See also  Warning of sharp increase in TBE in Vastmanland -

Even within Sweden there are differences. Some areas are more positive about treatment than others. Gävleborg belongs to the regions where the invasive method is not used.

– It is a problem if the accommodation is to control how respiratory failure in ALS is treated. We do not know the extent of regional differences. This is what we will discover in the study, says Andreas Palm.

Andreas Palm, senior physician and associate professor at the University Hospital in Uppsala.  Photo: private

Open the image in full screen mode

Why is Swedish health care generally limited in offering surgical treatment for respiratory failure?

-We are talking about ancient doctrines. During their training, doctors learned that it was wrong to put ALS patients on ventilators. Andreas Palm says that these doctrines are worth relaxing.

Do you think more people should receive treatment?


– Yes, I think more people will benefit from it. It significantly improves survival in patients suitable for it. But I want to stress that it is not for everyone. Some people suffer from a disease that progresses very quickly, such as Boris Salming, in which case this treatment is of no use. Others suffer from complications of different types, such as dementia, for example, and therefore it is not a good treatment either.


Isn't it easy to start a treatment like this at home?

– No, the patient gets a hole in the neck and takes a long time in the hospital before she can go home. You have to train the staff and make sure everything is adapted. There will also be great pressure on relatives who have to step in and become active carers. There are many obstacles on the way. This may be a reason to refrain from providing this treatment.

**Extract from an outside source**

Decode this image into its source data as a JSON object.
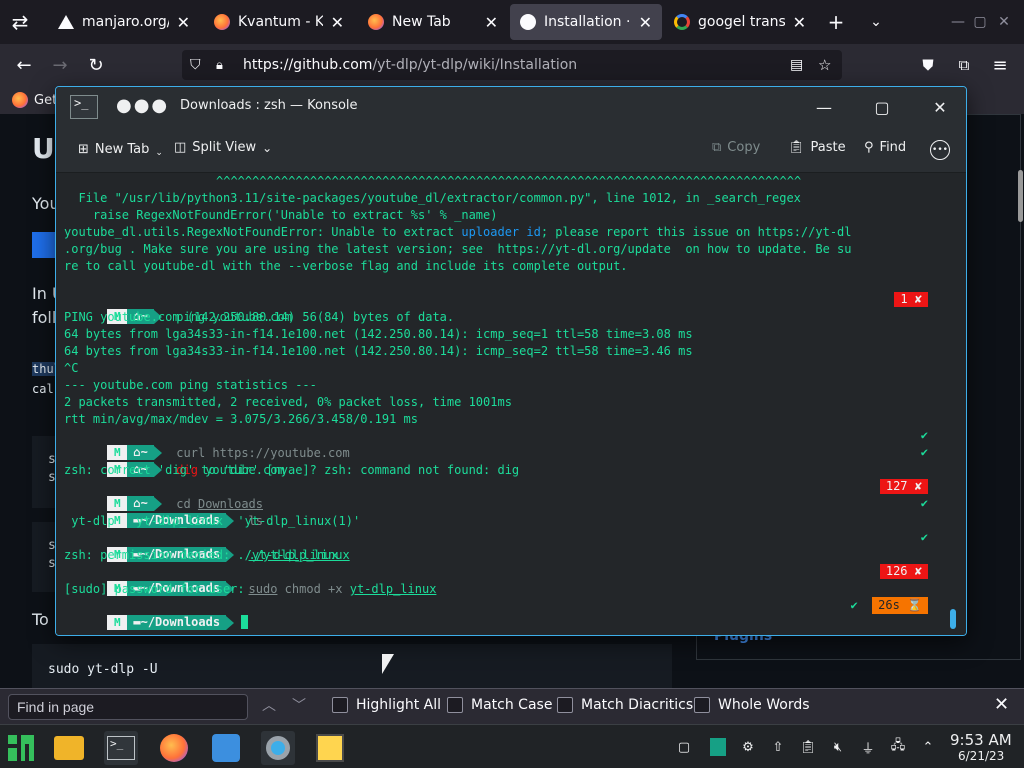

Andreas Palm received SEK 1.5 million from the Heart and Lung Foundation for his study on the treatment of respiratory failure in amyotrophic lateral sclerosis.